◆ **ASSIGNMENT**
Return the records below in full. Keep every word exact and skip the images.

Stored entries
##########

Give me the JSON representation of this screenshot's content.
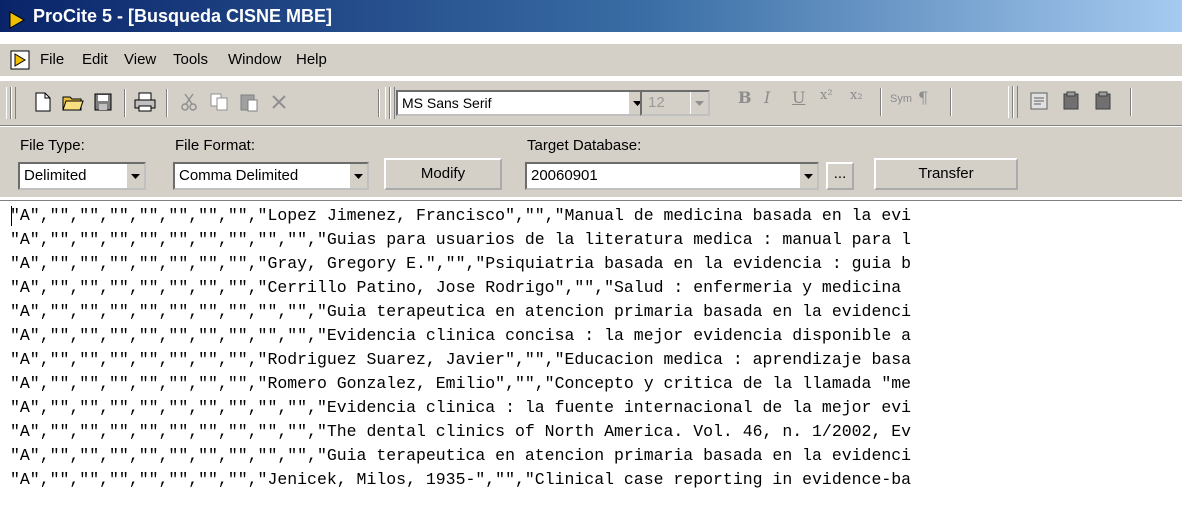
{
  "window": {
    "title": "ProCite 5 - [Busqueda CISNE MBE]"
  },
  "menu": {
    "items": [
      "File",
      "Edit",
      "View",
      "Tools",
      "Window",
      "Help"
    ]
  },
  "toolbar": {
    "font_name": "MS Sans Serif",
    "font_size": "12",
    "bold_glyph": "B",
    "italic_glyph": "I",
    "underline_glyph": "U",
    "superscript_glyph": "x²",
    "subscript_glyph": "x₂",
    "symbol_label": "Sym",
    "paragraph_glyph": "¶"
  },
  "transfer": {
    "file_type_label": "File Type:",
    "file_type_value": "Delimited",
    "file_format_label": "File Format:",
    "file_format_value": "Comma Delimited",
    "modify_label": "Modify",
    "target_db_label": "Target Database:",
    "target_db_value": "20060901",
    "browse_label": "...",
    "transfer_label": "Transfer"
  },
  "records": [
    "\"A\",\"\",\"\",\"\",\"\",\"\",\"\",\"\",\"Lopez Jimenez, Francisco\",\"\",\"Manual de medicina basada en la evi",
    "\"A\",\"\",\"\",\"\",\"\",\"\",\"\",\"\",\"\",\"\",\"Guias para usuarios de la literatura medica : manual para l",
    "\"A\",\"\",\"\",\"\",\"\",\"\",\"\",\"\",\"Gray, Gregory E.\",\"\",\"Psiquiatria basada en la evidencia : guia b",
    "\"A\",\"\",\"\",\"\",\"\",\"\",\"\",\"\",\"Cerrillo Patino, Jose Rodrigo\",\"\",\"Salud : enfermeria y medicina",
    "\"A\",\"\",\"\",\"\",\"\",\"\",\"\",\"\",\"\",\"\",\"Guia terapeutica en atencion primaria basada en la evidenci",
    "\"A\",\"\",\"\",\"\",\"\",\"\",\"\",\"\",\"\",\"\",\"Evidencia clinica concisa : la mejor evidencia disponible a",
    "\"A\",\"\",\"\",\"\",\"\",\"\",\"\",\"\",\"Rodriguez Suarez, Javier\",\"\",\"Educacion medica : aprendizaje basa",
    "\"A\",\"\",\"\",\"\",\"\",\"\",\"\",\"\",\"Romero Gonzalez, Emilio\",\"\",\"Concepto y critica de la llamada \"me",
    "\"A\",\"\",\"\",\"\",\"\",\"\",\"\",\"\",\"\",\"\",\"Evidencia clinica : la fuente internacional de la mejor evi",
    "\"A\",\"\",\"\",\"\",\"\",\"\",\"\",\"\",\"\",\"\",\"The dental clinics of North America. Vol. 46, n. 1/2002, Ev",
    "\"A\",\"\",\"\",\"\",\"\",\"\",\"\",\"\",\"\",\"\",\"Guia terapeutica en atencion primaria basada en la evidenci",
    "\"A\",\"\",\"\",\"\",\"\",\"\",\"\",\"\",\"Jenicek, Milos, 1935-\",\"\",\"Clinical case reporting in evidence-ba"
  ]
}
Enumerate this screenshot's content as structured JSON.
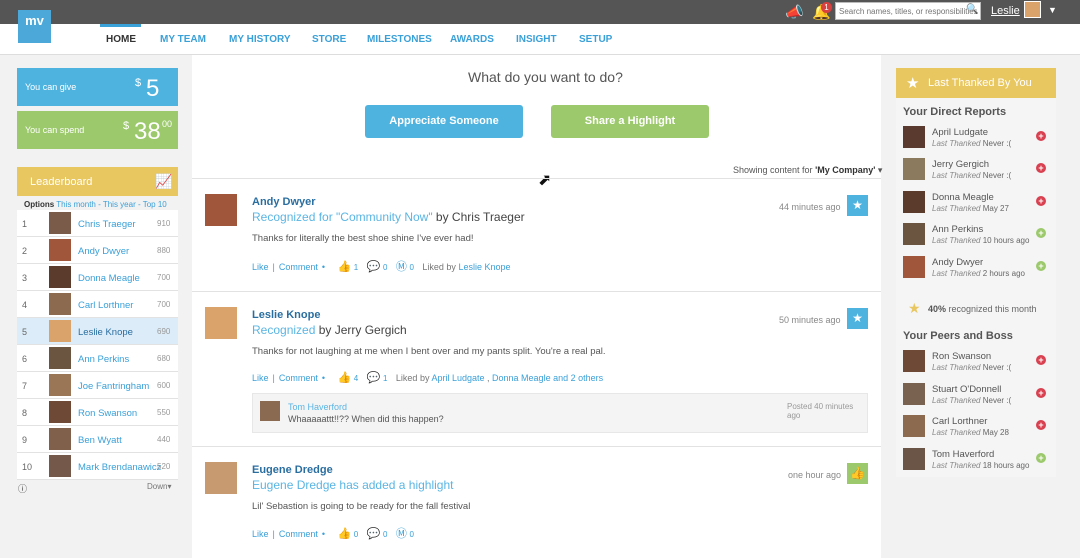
{
  "app": {
    "logo": "mv"
  },
  "topbar": {
    "notification_count": "1",
    "search_placeholder": "Search names, titles, or responsibilities",
    "user_name": "Leslie"
  },
  "nav": {
    "items": [
      "HOME",
      "MY TEAM",
      "MY HISTORY",
      "STORE",
      "MILESTONES",
      "AWARDS",
      "INSIGHT",
      "SETUP"
    ],
    "active": "HOME"
  },
  "wallet": {
    "give_label": "You can give",
    "give_currency": "$",
    "give_value": "5",
    "spend_label": "You can spend",
    "spend_currency": "$",
    "spend_value": "38",
    "spend_cents": "00"
  },
  "leaderboard": {
    "title": "Leaderboard",
    "options_label": "Options",
    "filter_month": "This month",
    "filter_sep1": " - ",
    "filter_year": "This year",
    "filter_sep2": " - ",
    "filter_top": "Top 10",
    "rows": [
      {
        "rank": "1",
        "name": "Chris Traeger",
        "score": "910"
      },
      {
        "rank": "2",
        "name": "Andy Dwyer",
        "score": "880"
      },
      {
        "rank": "3",
        "name": "Donna Meagle",
        "score": "700"
      },
      {
        "rank": "4",
        "name": "Carl Lorthner",
        "score": "700"
      },
      {
        "rank": "5",
        "name": "Leslie Knope",
        "score": "690"
      },
      {
        "rank": "6",
        "name": "Ann Perkins",
        "score": "680"
      },
      {
        "rank": "7",
        "name": "Joe Fantringham",
        "score": "600"
      },
      {
        "rank": "8",
        "name": "Ron Swanson",
        "score": "550"
      },
      {
        "rank": "9",
        "name": "Ben Wyatt",
        "score": "440"
      },
      {
        "rank": "10",
        "name": "Mark Brendanawicz",
        "score": "520"
      }
    ],
    "info_icon": "i",
    "down_label": "Down"
  },
  "center": {
    "question": "What do you want to do?",
    "appreciate_button": "Appreciate Someone",
    "highlight_button": "Share a Highlight",
    "showing_label": "Showing content for",
    "showing_value": "'My Company'"
  },
  "posts": [
    {
      "author": "Andy Dwyer",
      "recognized": "Recognized for \"Community Now\"",
      "by": " by Chris Traeger",
      "text": "Thanks for literally the best shoe shine I've ever had!",
      "time": "44 minutes ago",
      "like": "Like",
      "comment": "Comment",
      "likes": "1",
      "comments": "0",
      "bucks": "0",
      "liked_by_label": "Liked by",
      "liked_by": "Leslie Knope"
    },
    {
      "author": "Leslie Knope",
      "recognized": "Recognized",
      "by": " by Jerry Gergich",
      "text": "Thanks for not laughing at me when I bent over and my pants split. You're a real pal.",
      "time": "50 minutes ago",
      "like": "Like",
      "comment": "Comment",
      "likes": "4",
      "comments": "1",
      "liked_by_label": "Liked by",
      "liked_by": "April Ludgate",
      "liked_by_sep": " , ",
      "liked_by_2": "Donna Meagle and 2 others",
      "comment_entry": {
        "author": "Tom Haverford",
        "text": "Whaaaaattt!!?? When did this happen?",
        "time": "Posted 40 minutes ago"
      }
    },
    {
      "author": "Eugene Dredge",
      "recognized": "Eugene Dredge has added a highlight",
      "text": "Lil' Sebastion is going to be ready for the fall festival",
      "time": "one hour ago",
      "like": "Like",
      "comment": "Comment",
      "likes": "0",
      "comments": "0",
      "bucks": "0"
    }
  ],
  "right": {
    "header": "Last Thanked By You",
    "direct_title": "Your Direct Reports",
    "last_thanked_label": "Last Thanked",
    "direct": [
      {
        "name": "April Ludgate",
        "when": "Never :(",
        "action": "red"
      },
      {
        "name": "Jerry Gergich",
        "when": "Never :(",
        "action": "red"
      },
      {
        "name": "Donna Meagle",
        "when": "May 27",
        "action": "red"
      },
      {
        "name": "Ann Perkins",
        "when": "10 hours ago",
        "action": "green"
      },
      {
        "name": "Andy Dwyer",
        "when": "2 hours ago",
        "action": "green"
      }
    ],
    "percent": "40%",
    "percent_label": " recognized this month",
    "peers_title": "Your Peers and Boss",
    "peers": [
      {
        "name": "Ron Swanson",
        "when": "Never :(",
        "action": "red"
      },
      {
        "name": "Stuart O'Donnell",
        "when": "Never :(",
        "action": "red"
      },
      {
        "name": "Carl Lorthner",
        "when": "May 28",
        "action": "red"
      },
      {
        "name": "Tom Haverford",
        "when": "18 hours ago",
        "action": "green"
      }
    ]
  },
  "colors": {
    "accent_blue": "#4fb3e0",
    "accent_green": "#9cc96b",
    "accent_gold": "#e8c660",
    "remove_red": "#d94050"
  }
}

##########

◆ **YOUR RESPONSE**
Give me the JSON representation of this screenshot's content.
{
  "window": {
    "title": "ProCite 5 - [Busqueda CISNE MBE]"
  },
  "menu": {
    "items": [
      "File",
      "Edit",
      "View",
      "Tools",
      "Window",
      "Help"
    ]
  },
  "toolbar": {
    "font_name": "MS Sans Serif",
    "font_size": "12",
    "bold_glyph": "B",
    "italic_glyph": "I",
    "underline_glyph": "U",
    "superscript_glyph": "x²",
    "subscript_glyph": "x₂",
    "symbol_label": "Sym",
    "paragraph_glyph": "¶"
  },
  "transfer": {
    "file_type_label": "File Type:",
    "file_type_value": "Delimited",
    "file_format_label": "File Format:",
    "file_format_value": "Comma Delimited",
    "modify_label": "Modify",
    "target_db_label": "Target Database:",
    "target_db_value": "20060901",
    "browse_label": "...",
    "transfer_label": "Transfer"
  },
  "records": [
    "\"A\",\"\",\"\",\"\",\"\",\"\",\"\",\"\",\"Lopez Jimenez, Francisco\",\"\",\"Manual de medicina basada en la evi",
    "\"A\",\"\",\"\",\"\",\"\",\"\",\"\",\"\",\"\",\"\",\"Guias para usuarios de la literatura medica : manual para l",
    "\"A\",\"\",\"\",\"\",\"\",\"\",\"\",\"\",\"Gray, Gregory E.\",\"\",\"Psiquiatria basada en la evidencia : guia b",
    "\"A\",\"\",\"\",\"\",\"\",\"\",\"\",\"\",\"Cerrillo Patino, Jose Rodrigo\",\"\",\"Salud : enfermeria y medicina",
    "\"A\",\"\",\"\",\"\",\"\",\"\",\"\",\"\",\"\",\"\",\"Guia terapeutica en atencion primaria basada en la evidenci",
    "\"A\",\"\",\"\",\"\",\"\",\"\",\"\",\"\",\"\",\"\",\"Evidencia clinica concisa : la mejor evidencia disponible a",
    "\"A\",\"\",\"\",\"\",\"\",\"\",\"\",\"\",\"Rodriguez Suarez, Javier\",\"\",\"Educacion medica : aprendizaje basa",
    "\"A\",\"\",\"\",\"\",\"\",\"\",\"\",\"\",\"Romero Gonzalez, Emilio\",\"\",\"Concepto y critica de la llamada \"me",
    "\"A\",\"\",\"\",\"\",\"\",\"\",\"\",\"\",\"\",\"\",\"Evidencia clinica : la fuente internacional de la mejor evi",
    "\"A\",\"\",\"\",\"\",\"\",\"\",\"\",\"\",\"\",\"\",\"The dental clinics of North America. Vol. 46, n. 1/2002, Ev",
    "\"A\",\"\",\"\",\"\",\"\",\"\",\"\",\"\",\"\",\"\",\"Guia terapeutica en atencion primaria basada en la evidenci",
    "\"A\",\"\",\"\",\"\",\"\",\"\",\"\",\"\",\"Jenicek, Milos, 1935-\",\"\",\"Clinical case reporting in evidence-ba"
  ]
}
Enumerate this screenshot's content as structured JSON.
{
  "app": {
    "logo": "mv"
  },
  "topbar": {
    "notification_count": "1",
    "search_placeholder": "Search names, titles, or responsibilities",
    "user_name": "Leslie"
  },
  "nav": {
    "items": [
      "HOME",
      "MY TEAM",
      "MY HISTORY",
      "STORE",
      "MILESTONES",
      "AWARDS",
      "INSIGHT",
      "SETUP"
    ],
    "active": "HOME"
  },
  "wallet": {
    "give_label": "You can give",
    "give_currency": "$",
    "give_value": "5",
    "spend_label": "You can spend",
    "spend_currency": "$",
    "spend_value": "38",
    "spend_cents": "00"
  },
  "leaderboard": {
    "title": "Leaderboard",
    "options_label": "Options",
    "filter_month": "This month",
    "filter_sep1": " - ",
    "filter_year": "This year",
    "filter_sep2": " - ",
    "filter_top": "Top 10",
    "rows": [
      {
        "rank": "1",
        "name": "Chris Traeger",
        "score": "910"
      },
      {
        "rank": "2",
        "name": "Andy Dwyer",
        "score": "880"
      },
      {
        "rank": "3",
        "name": "Donna Meagle",
        "score": "700"
      },
      {
        "rank": "4",
        "name": "Carl Lorthner",
        "score": "700"
      },
      {
        "rank": "5",
        "name": "Leslie Knope",
        "score": "690"
      },
      {
        "rank": "6",
        "name": "Ann Perkins",
        "score": "680"
      },
      {
        "rank": "7",
        "name": "Joe Fantringham",
        "score": "600"
      },
      {
        "rank": "8",
        "name": "Ron Swanson",
        "score": "550"
      },
      {
        "rank": "9",
        "name": "Ben Wyatt",
        "score": "440"
      },
      {
        "rank": "10",
        "name": "Mark Brendanawicz",
        "score": "520"
      }
    ],
    "info_icon": "i",
    "down_label": "Down"
  },
  "center": {
    "question": "What do you want to do?",
    "appreciate_button": "Appreciate Someone",
    "highlight_button": "Share a Highlight",
    "showing_label": "Showing content for",
    "showing_value": "'My Company'"
  },
  "posts": [
    {
      "author": "Andy Dwyer",
      "recognized": "Recognized for \"Community Now\"",
      "by": " by Chris Traeger",
      "text": "Thanks for literally the best shoe shine I've ever had!",
      "time": "44 minutes ago",
      "like": "Like",
      "comment": "Comment",
      "likes": "1",
      "comments": "0",
      "bucks": "0",
      "liked_by_label": "Liked by",
      "liked_by": "Leslie Knope"
    },
    {
      "author": "Leslie Knope",
      "recognized": "Recognized",
      "by": " by Jerry Gergich",
      "text": "Thanks for not laughing at me when I bent over and my pants split. You're a real pal.",
      "time": "50 minutes ago",
      "like": "Like",
      "comment": "Comment",
      "likes": "4",
      "comments": "1",
      "liked_by_label": "Liked by",
      "liked_by": "April Ludgate",
      "liked_by_sep": " , ",
      "liked_by_2": "Donna Meagle and 2 others",
      "comment_entry": {
        "author": "Tom Haverford",
        "text": "Whaaaaattt!!?? When did this happen?",
        "time": "Posted 40 minutes ago"
      }
    },
    {
      "author": "Eugene Dredge",
      "recognized": "Eugene Dredge has added a highlight",
      "text": "Lil' Sebastion is going to be ready for the fall festival",
      "time": "one hour ago",
      "like": "Like",
      "comment": "Comment",
      "likes": "0",
      "comments": "0",
      "bucks": "0"
    }
  ],
  "right": {
    "header": "Last Thanked By You",
    "direct_title": "Your Direct Reports",
    "last_thanked_label": "Last Thanked",
    "direct": [
      {
        "name": "April Ludgate",
        "when": "Never :(",
        "action": "red"
      },
      {
        "name": "Jerry Gergich",
        "when": "Never :(",
        "action": "red"
      },
      {
        "name": "Donna Meagle",
        "when": "May 27",
        "action": "red"
      },
      {
        "name": "Ann Perkins",
        "when": "10 hours ago",
        "action": "green"
      },
      {
        "name": "Andy Dwyer",
        "when": "2 hours ago",
        "action": "green"
      }
    ],
    "percent": "40%",
    "percent_label": " recognized this month",
    "peers_title": "Your Peers and Boss",
    "peers": [
      {
        "name": "Ron Swanson",
        "when": "Never :(",
        "action": "red"
      },
      {
        "name": "Stuart O'Donnell",
        "when": "Never :(",
        "action": "red"
      },
      {
        "name": "Carl Lorthner",
        "when": "May 28",
        "action": "red"
      },
      {
        "name": "Tom Haverford",
        "when": "18 hours ago",
        "action": "green"
      }
    ]
  },
  "colors": {
    "accent_blue": "#4fb3e0",
    "accent_green": "#9cc96b",
    "accent_gold": "#e8c660",
    "remove_red": "#d94050"
  }
}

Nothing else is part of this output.